What you need to do:
Copy the entries below exactly. Images do not belong in the copy.

Information provided:
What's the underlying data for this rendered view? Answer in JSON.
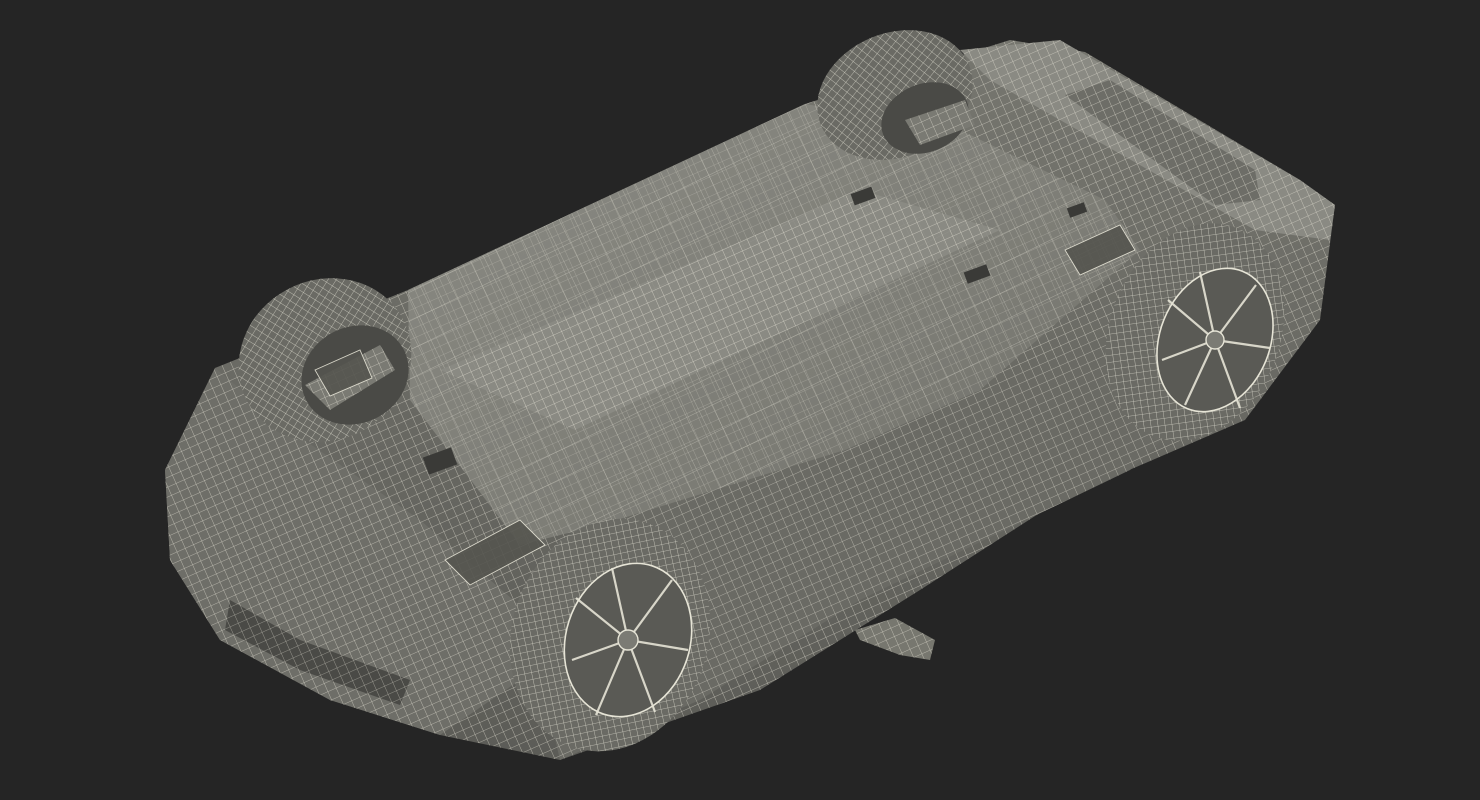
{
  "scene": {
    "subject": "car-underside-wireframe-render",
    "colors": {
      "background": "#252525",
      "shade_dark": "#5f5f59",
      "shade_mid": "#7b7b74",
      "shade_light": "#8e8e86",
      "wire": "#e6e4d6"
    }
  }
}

Result:
What's the underlying data for this rendered view? Answer in JSON.
{
  "scene": {
    "subject": "car-underside-wireframe-render",
    "colors": {
      "background": "#252525",
      "shade_dark": "#5f5f59",
      "shade_mid": "#7b7b74",
      "shade_light": "#8e8e86",
      "wire": "#e6e4d6"
    }
  }
}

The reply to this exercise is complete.